Presence – Bringing your boldest self to your biggest challenges: Amy Cuddy (Orion publishing, 2016)
AA Milne once wrote that "you're braver than you believe, and stronger than you seem, and smarter than you think". This applies brilliantly to Cuddy’s fascinating, engaging and enlightening book. You may have already heard of the author, or even seen her TEDtalk, since she has quickly become synonymous with the topic of self-confidence and body-mind connectivity.
This circa-300 page tome provides the science, logic and real-life stories to support the overarching concept of personal presence. Described by Cuddy as the sense of “believing in and trusting yourself – your real, honest feelings, values and abilities”, presence is the state of “being attuned to and able to comfortably express our true thoughts, feelings, values and potential”. It is a transitory state of being and is therefore a moment-to-moment phenomenon. Presence is also like power: with it, we can do whatever we want; without it, we feel powerless.
Her story begins with a profound personal experience that challenged her very existence and led her to explore deeply into her own consciousness for life-saving strength. One key theme about the concept of what came to be called presence is the importance of ‘synchrony’, by which Cuddy means the harmony of emotions, thoughts, physique, facial expressions and behaviours. If there is inconsistency in one or more of these states, we will have a sense of being untrue to ourselves, or of not being quite real or authentic. And this generally betrays itself to those around us, as well as to ourselves.

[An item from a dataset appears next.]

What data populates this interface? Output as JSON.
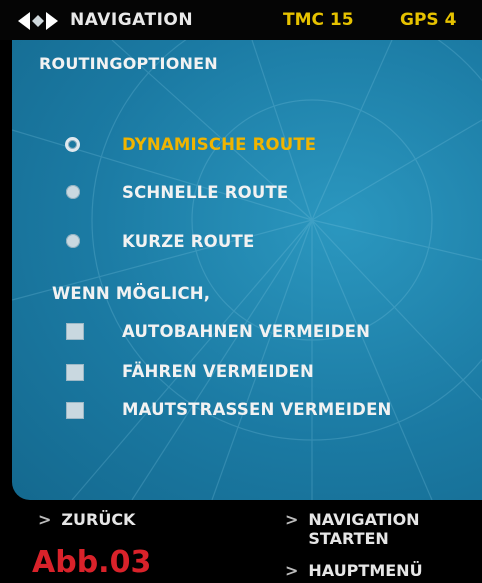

Being authentic and being oneself is a fundamental of the human condition, and Cuddy points out that the authentic self is multifaceted, expressed through our thoughts, feelings, values and behaviours, and dynamic; it flexes with the context and situation we find ourselves in, in a way that enables us to be responsive and open to growth. The authentic self is therefore a state, rather than a trait: it is the experience of feeling and knowing, in the moment, that one can act with the utmost courage and sincerity.
The author goes on to describe four narrative themes that seem to occur most commonly in people’s life stories: agency (people being in control of their life), communion (lives described through relationships), redemption (learning and becoming strengthened by the challenges faced), and contamination (positive beginnings turning into negative endings). Thus, the description and justification of presence turns toward story-telling and the way that one describes one’s own life-story. The important message here is that who we are and how we appear are as important as what we have to say and do; not from the perspective of personal impression but from a position of projecting oneself authentically to those around us. Being able to do this creates the opportunity for rapport-building and the development of common causes.
A particularly interesting example of how one’s personal story acts positively is the description of personal strengths and values recognition compared with the impact of organisational cultural values (p55). If we are able to bring our personal values to work, we tend to operate in a more engaged and productive state than if we are required to adopt values that may not sit well with us (for more on this, go to www.valuescentre.com).
Cuddy touches on a number of themes that form a large part of personal and leader development programmes: the power of listening; of seeking to understand; of asking simple and deep questions; of developing one’s own personal story. And she also asserts that it is difficult to ‘be present’ if one is not confident of one’s reason ‘to be here’: a challenge she sets the reader is to justify being there in the moment. After all, how can one be present if one does not fully understand who one is? We can define ourself by how and what we think, by what others think of us, by our achievements, ambitions and challenges; and by the company we keep. Or probably, by a combination of all of these.
As the book progresses, the author moves from the description of presence, and its manifestations, to a discussion of its impact and the ways in which it plays out. Chapter 5 describes the way in which the body’s chemical balance shifts with the ebbs and flows of personal presence and self-confidence. In fact, there follows several sections on the impact of our body on the ability to maintain and develop presence. Voice, eye movement, body posturing and gestures all build levels of self-confidence. Indeed, “bodily experiences cause emotions, not the other way round” (p.174), which links Cuddy’s work with – amongst other things – yoga. The way one carries oneself is a source of personal power and the author’s early studies showed how open body postures create psychological, behavioural and physiological changes. A specific example of this is the work Cuddy and others have done to explore how the increasing use of small, portable electronic devices and it effect on posture is affecting people’s general disposition: this is well worth reading more about!
Why is all this important? – well, Cuddy provides ample examples from the world of mental health, physical challenge, sports, education and personal experience to demonstrate convincingly that sorting out one’s synchronicity has significant benefits for one’s well-being and one’s performance. The book ends with many anecdotes form people who have experienced the benefits of mindful ‘presencing’.
If you are interested in personal performance, psychological well-being, values-alignment and psychological flow, you will find this to be a fascinating and engrossing read. For those who like reading self-help books, there is enough compelling material here to keep you engaged and motivated. It is well-written, in a style that is accessible and personal, and finds a good balance in the content between theory, opinion, research and anecdote.
Reviewer’s rating: 5 out of 5